◆ **Exercise description**:
Set down every record below exactly as it appears, but without the pictures.

◆ **Listed records**:
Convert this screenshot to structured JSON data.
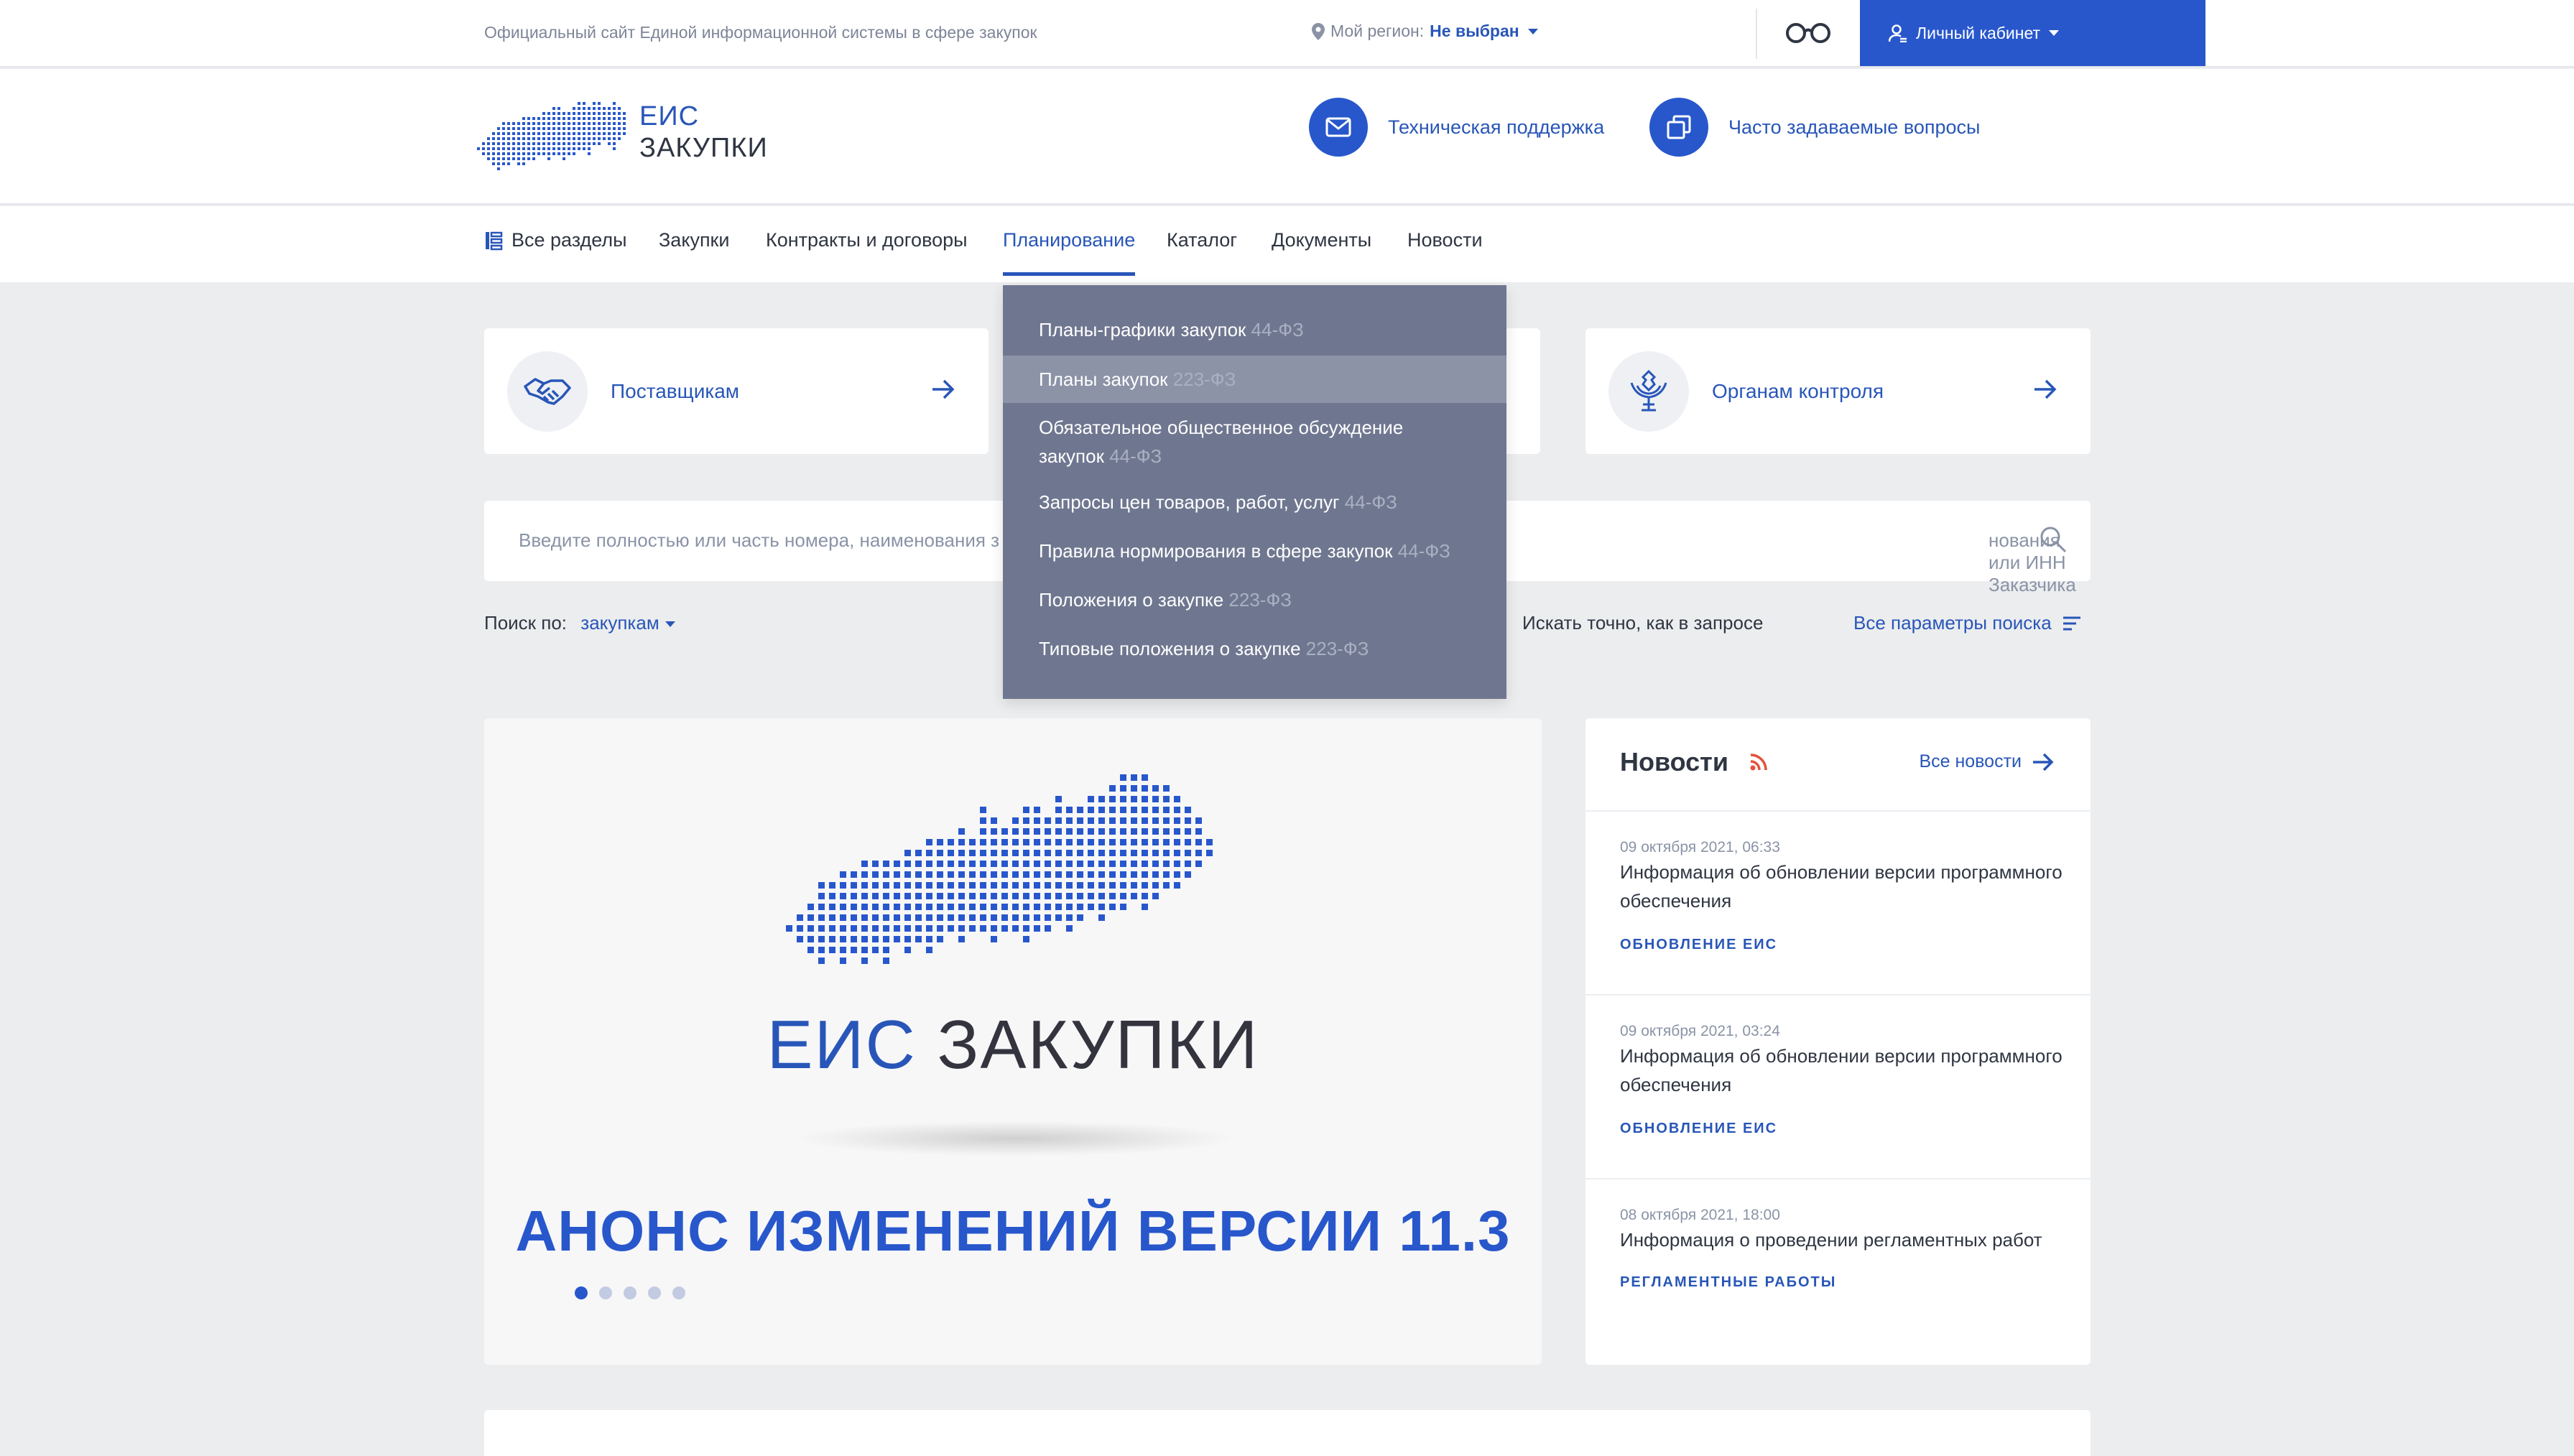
{
  "topbar": {
    "site_text": "Официальный сайт Единой информационной системы в сфере закупок",
    "region_label": "Мой регион:",
    "region_value": "Не выбран",
    "cabinet_label": "Личный кабинет"
  },
  "header": {
    "logo_line1": "ЕИС",
    "logo_line2": "ЗАКУПКИ",
    "support_label": "Техническая поддержка",
    "faq_label": "Часто задаваемые вопросы"
  },
  "nav": {
    "all_sections": "Все разделы",
    "items": [
      "Закупки",
      "Контракты и договоры",
      "Планирование",
      "Каталог",
      "Документы",
      "Новости"
    ],
    "active": "Планирование"
  },
  "planning_menu": {
    "items": [
      {
        "label": "Планы-графики закупок",
        "law": "44-ФЗ"
      },
      {
        "label": "Планы закупок",
        "law": "223-ФЗ"
      },
      {
        "label": "Обязательное общественное обсуждение закупок",
        "law": "44-ФЗ"
      },
      {
        "label": "Запросы цен товаров, работ, услуг",
        "law": "44-ФЗ"
      },
      {
        "label": "Правила нормирования в сфере закупок",
        "law": "44-ФЗ"
      },
      {
        "label": "Положения о закупке",
        "law": "223-ФЗ"
      },
      {
        "label": "Типовые положения о закупке",
        "law": "223-ФЗ"
      }
    ],
    "highlighted_index": 1
  },
  "roles": {
    "suppliers": "Поставщикам",
    "control": "Органам контроля"
  },
  "search": {
    "placeholder_start": "Введите полностью или часть номера, наименования з",
    "placeholder_end": "нования или ИНН Заказчика",
    "by_label": "Поиск по:",
    "by_value": "закупкам",
    "exact_label": "Искать точно, как в запросе",
    "all_params": "Все параметры поиска"
  },
  "banner": {
    "title_part1": "ЕИС",
    "title_part2": "ЗАКУПКИ",
    "subtitle": "АНОНС ИЗМЕНЕНИЙ ВЕРСИИ 11.3",
    "slides_total": 5,
    "active_slide": 1
  },
  "news": {
    "title": "Новости",
    "all_link": "Все новости",
    "items": [
      {
        "date": "09 октября 2021, 06:33",
        "title": "Информация об обновлении версии программного обеспечения",
        "tag": "ОБНОВЛЕНИЕ ЕИС"
      },
      {
        "date": "09 октября 2021, 03:24",
        "title": "Информация об обновлении версии программного обеспечения",
        "tag": "ОБНОВЛЕНИЕ ЕИС"
      },
      {
        "date": "08 октября 2021, 18:00",
        "title": "Информация о проведении регламентных работ",
        "tag": "РЕГЛАМЕНТНЫЕ РАБОТЫ"
      }
    ]
  },
  "colors": {
    "brand_blue": "#2857cc",
    "link_blue": "#2856b8",
    "dropdown_bg": "#6f7790",
    "page_bg": "#ecedef"
  }
}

◆ **Exercise output**:
Convert this screenshot to structured JSON data.
{
  "topbar": {
    "site_text": "Официальный сайт Единой информационной системы в сфере закупок",
    "region_label": "Мой регион:",
    "region_value": "Не выбран",
    "cabinet_label": "Личный кабинет"
  },
  "header": {
    "logo_line1": "ЕИС",
    "logo_line2": "ЗАКУПКИ",
    "support_label": "Техническая поддержка",
    "faq_label": "Часто задаваемые вопросы"
  },
  "nav": {
    "all_sections": "Все разделы",
    "items": [
      "Закупки",
      "Контракты и договоры",
      "Планирование",
      "Каталог",
      "Документы",
      "Новости"
    ],
    "active": "Планирование"
  },
  "planning_menu": {
    "items": [
      {
        "label": "Планы-графики закупок",
        "law": "44-ФЗ"
      },
      {
        "label": "Планы закупок",
        "law": "223-ФЗ"
      },
      {
        "label": "Обязательное общественное обсуждение закупок",
        "law": "44-ФЗ"
      },
      {
        "label": "Запросы цен товаров, работ, услуг",
        "law": "44-ФЗ"
      },
      {
        "label": "Правила нормирования в сфере закупок",
        "law": "44-ФЗ"
      },
      {
        "label": "Положения о закупке",
        "law": "223-ФЗ"
      },
      {
        "label": "Типовые положения о закупке",
        "law": "223-ФЗ"
      }
    ],
    "highlighted_index": 1
  },
  "roles": {
    "suppliers": "Поставщикам",
    "control": "Органам контроля"
  },
  "search": {
    "placeholder_start": "Введите полностью или часть номера, наименования з",
    "placeholder_end": "нования или ИНН Заказчика",
    "by_label": "Поиск по:",
    "by_value": "закупкам",
    "exact_label": "Искать точно, как в запросе",
    "all_params": "Все параметры поиска"
  },
  "banner": {
    "title_part1": "ЕИС",
    "title_part2": "ЗАКУПКИ",
    "subtitle": "АНОНС ИЗМЕНЕНИЙ ВЕРСИИ 11.3",
    "slides_total": 5,
    "active_slide": 1
  },
  "news": {
    "title": "Новости",
    "all_link": "Все новости",
    "items": [
      {
        "date": "09 октября 2021, 06:33",
        "title": "Информация об обновлении версии программного обеспечения",
        "tag": "ОБНОВЛЕНИЕ ЕИС"
      },
      {
        "date": "09 октября 2021, 03:24",
        "title": "Информация об обновлении версии программного обеспечения",
        "tag": "ОБНОВЛЕНИЕ ЕИС"
      },
      {
        "date": "08 октября 2021, 18:00",
        "title": "Информация о проведении регламентных работ",
        "tag": "РЕГЛАМЕНТНЫЕ РАБОТЫ"
      }
    ]
  },
  "colors": {
    "brand_blue": "#2857cc",
    "link_blue": "#2856b8",
    "dropdown_bg": "#6f7790",
    "page_bg": "#ecedef"
  }
}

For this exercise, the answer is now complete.